3. Lok Sabha
Lok Sabha or House of the People also known as the Lower house of Indian Parliament. The Lok Sabha is composed of representatives of the people chosen by direct election on the basis of voting done by general public. The maximum strength of the House that is limited by the Constitution of India is 552: Out of these 552, not more than 530 members are allowed to represent their respective States, while up to 20 members can represent their respective Union territories and not more than two members are allowed of the Anglo-Indian community to be nominated by the President of India if the President think that the representatives of that community are not adequate enough in the house.
The terms of houses of Lok Sabha, unless sooner dissolved, continues for five years from the date appointed for its first meeting and the expiration of the period of five years operates as dissolution of the House. However, in case of Emergency period, this tenure can be exceeded by Parliament by law for a period not exceeding one year at a time and not extending in any case beyond a period of six months after the Proclamation has ceased to operate. The present number of members in Lok Sabha is 545 which include two nominated members by the President.
As per Article 84, the eligibility criteria to become a member of Lok Sabha are:
- He/she should be a citizen of India, and must subscribe before the Election Commission of India an oath or affirmation according to the form set out for the purpose in the Third Schedule of Indian Constitution
- He/She, must be of the age of 25 years or older.
- He/she possesses other qualifications that is formally laid down or imposed on the behalf by or under any law made by Parliament.
- He/she should not be involved in any criminal cases or ever convicted by law.
- He/she should have his/her name in the electoral rolls in any part of the country.

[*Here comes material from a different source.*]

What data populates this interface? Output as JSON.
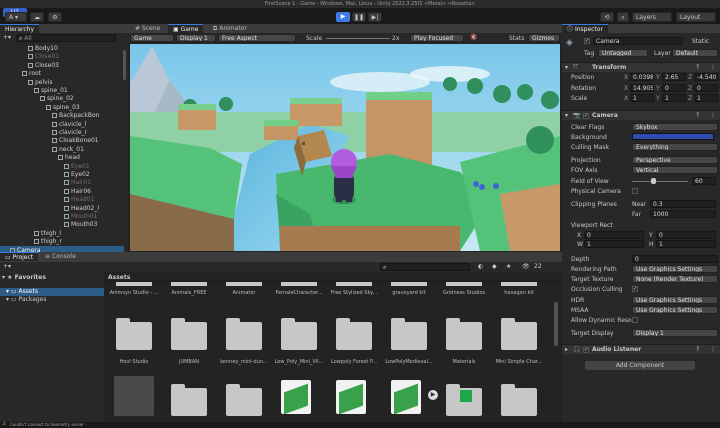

A member can be disqualified of being a Member of Lok Sabha:-
- If he/she holds any office of profit;
- If he/she is in not good mental condition and stands so declared by a competent court;
- If he/she is not able to discharge his duty;
- If he/she is not a citizen of India, or has voluntarily acquired the citizenship of a foreign State;
- If he/she is violating party discipline (as per Tenth schedule of the constitution); disqualified under Representation of People Act.
Furthermore, as per article 101, a person cannot be:-
- A member of both the Houses of Indian Parliament simultaneously and provision shall be made by Parliament by law for vacating his seat in one house or the other.
- A member of both the houses of Parliament and of a House of the Legislature of a State.
For the purpose of holding direct elections to Lok Sabha; each state is divided into territorial constituencies. In this respect, the constitution of India makes the following two provisions:
- Each state has pre-allotted a definite number of seats in the Lok Sabha in accordance and proportion to its population so that the ratio is same for all the states of India. This provision is not applicable for states having less than 60 lakhs population.
- Each state is divided into territorial constituencies in such a manner that the ratio between the population of each constituency and the number of seats allotted to it remain the same throughout the state.
Please click here to know more about Lok Sabha and its seat distribution among all the states.
There are some facts about our Indian Parliament. Please click this link to visit the website to know more.
Comment Policy [Please read this before posting your comments]: Only use your real name. Your words are your own, so be nice and helpful if you can. Please, do not share any personal information in your comments. For further details, please read our Comments Policy available over here.